JEFFERSON CITY — Legislation pending before Gov. Jay Nixon would create new rules for resolving payment disputes among home construction contractors in an effort to relieve home buyers of unexpected hassles and headaches.
The legislation addresses payment claims — called mechanic's liens — that currently can be filed even after houses have been sold. Those liens can be filed within six months of the last day of work on a project, and a lawsuit can be filed up to six months after that.
"The problem is homeowners get caught in the middle," said Sen. Eric Schmitt, R-Glendale, one of the backers of the lien legislation passed last month.
If signed into law by governor, the legislation would require homebuilders to disclose the planned closing date for the house at least 45 days beforehand, and contractors to file their lien at least five days before the closing.
Nixon spokesman Scott Holste said Tuesday that the legislation is undergoing a comprehensive review.
The lien issue has broad implications because it can affect the entire housing industry, touching the building contractors and subcontractors, the banks that offer mortgages and then sell loans on secondary markets, and the title insurance companies that cover claims against the property titles.
Title insurers contend Missouri's existing deadlines mean that mechanic's liens can unexpectedly pop up after homes are bought.

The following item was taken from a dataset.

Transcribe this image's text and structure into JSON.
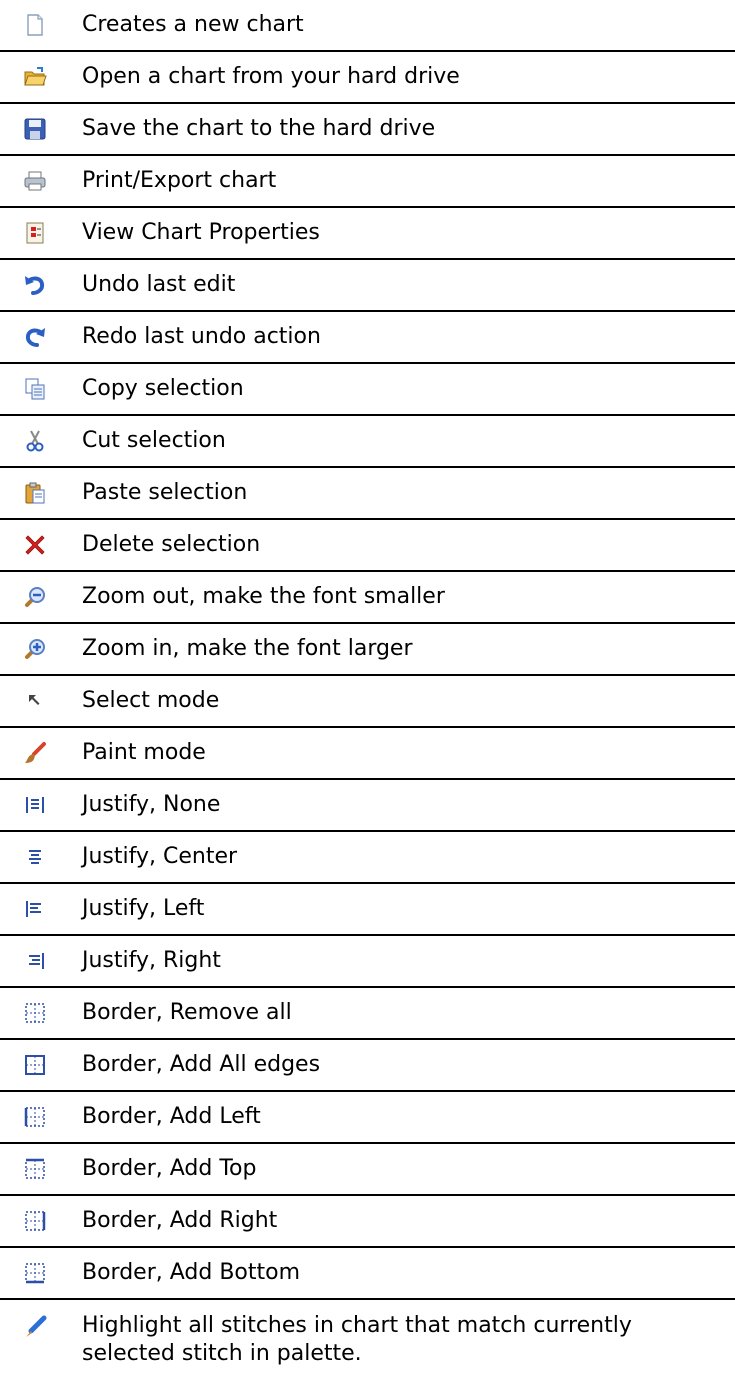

That creates more risk for insurers and has caused some to stop or curtail business in Missouri.
David Townsend, the president and CEO of Agents National Title Insurance Company in Columbia, said that by requiring notice of possible liens before properties are sold, the legislation would help ensure everyone gets paid for his or her work and reduce the risk of unexpected claims.
"We never want to go into a closing where the subcontractor is not paid, and unless we know about them, we can't guarantee they get paid," he said.
Some in the construction industry say the legislation's changes are essential because of the title insurers' concerns. Without that insurance, it is difficult for people to get mortgages.
"If we don't get the bill signed or approved, we're going to have major, major problems," said Sean Flower, the president of the Home Builders Association of St. Louis and Eastern Missouri. The organization has several hundred members of which more than three-quarters are subcontractors, he said.
Flower, who also is the president of a home building company, said that without changing the deadlines for filing mechanic's liens, Missouri risks a near shutdown of new home construction.
But another organization that also represents construction subcontractors said the legislation is poorly written and could sharply restrict the only ability for subcontractors to force payment for their work. Tim Thomas, the president of American Steel Fabrication and an official with the American Subcontractors Association-Midwest Council, said the bill imposes a limit on a "God-given right."
"Lien law goes back to the founding fathers, who determined it was the only way to guarantee the people who built our country got paid for the work they did," Thomas said.